3. Who have been mentors (or role models) during your career?

One of my mentors has come from unexpected place – Girls On The Run, where I have been a coach since 2015. My fellow coach – as the Head of Integrated Communications at Phillips Lightening – has been a source of inspiration for me both at a personal and professional level. I believe in having mentors in and outside the sports business industry, as it helps to provide perspective.

4. What lesson that you learned at Ohio has had the biggest impact on your career?

The biggest lesson I learned at Ohio University is the art of following through. There is no better way to build trust, establish credibility and highlight your professional skills than being able to take an idea and execute.  

5. What is your favorite memory of Athens?

All the time spent outside the classroom hanging with my classmates :)

 

Libby

Libby Ebelhar (MBA/MSA '13)

Business and Financial Analyst, University of Illinois at Urbana-Champaign

 

1. Can you please talk about starting Women in Sports at Ohio?

My inspiration for Women in Sports came from the celebration of the 40th anniversary of Title IX in the summer of 2012. That same summer, the U.S. Department of State, the University of Tennessee Center for Sport, Peace, and Society and espnW created the Global Sports Mentoring Program, the flagship component of the Empowering Women and Girls through Sports Initiative. This program pairs emerging women leaders from around the world with top American female executives in the sports industry. This program develops new lasting relationships and a global network of women and girls who strive to create positive change in their home communities through sports. I had the amazing opportunity to participate in a Sports Visitors Program through this organization, and I worked with sports leaders from the Gulf Region to use the sport of volleyball to create change. It was an incredible experience and truly exemplified the motto Strong Women. Better World.

My involvement with this organization as well as the remarkable achievements women have made in sports over the last forty years motivated me to create the Women in Sports Chapter at Ohio. Connecting the women in the sports administration program, both undergraduate and graduate, with the successful female alumnae in the industry would be a perfect way for us all to support each other.

2. Why did you decide to pursue a career in sports?

I believe 100% that sports can completely change a person’s life for the better. Through my brief journey into the sports industry, I have personally witnessed the impact that sports, college athletics specifically, can have on a young female. While at the University of Kentucky, I fell in love with the athletic department through my role as the manager of the softball team, intern in the business office, and videographer at home athletic events. As the softball manager, I worked with an all-female coaching staff, and they encouraged me to expand my horizons and think bigger. They exposed me to graduate programs that could help make my passion my career, and here I am today doing what I love. 

3. What skills have helped you be successful in your role at Illinois?

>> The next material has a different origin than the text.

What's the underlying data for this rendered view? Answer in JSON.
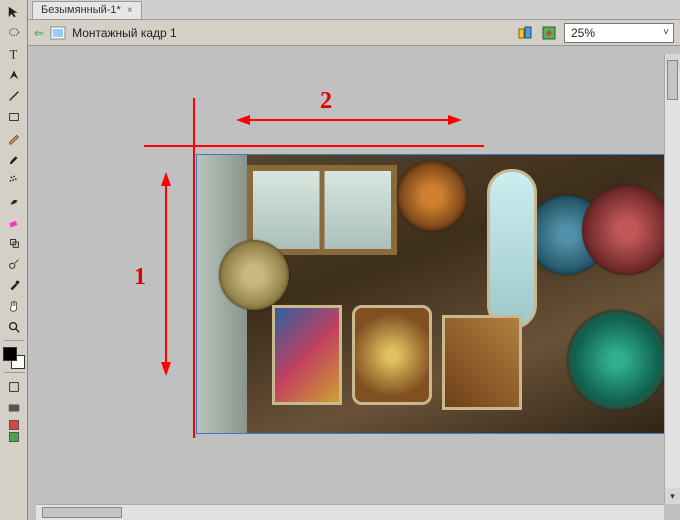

Self-management, critical thinking, interpersonal communication skills as well as my accounting and financial analysis skills have helped me in my role at Illinois.

4. What lesson that you learned at Ohio has had the biggest impact on your career?

Growing up with brothers, I always believed that I was pretty tough, but the toughness I learned while competing in graduate school has had the biggest impact on my career. Pat Summit said it best, “You can’t always be the most talented one in the room, but you can be the most competitive.”

5. If you could give a shout out to a fellow Bobcat, who would it be and why?

I would love to give a shout out to my friend/classmate/fellow Bobcat Abby Jacobs. Since my interview for the Ohio MSA program, I have always looked up to Abby both personally and professionally. Abby just recently had a baby, yet she is still killing it professionally, raising money and awareness for causes/charities she is passionate about, and running marathons. She’s the real MVP.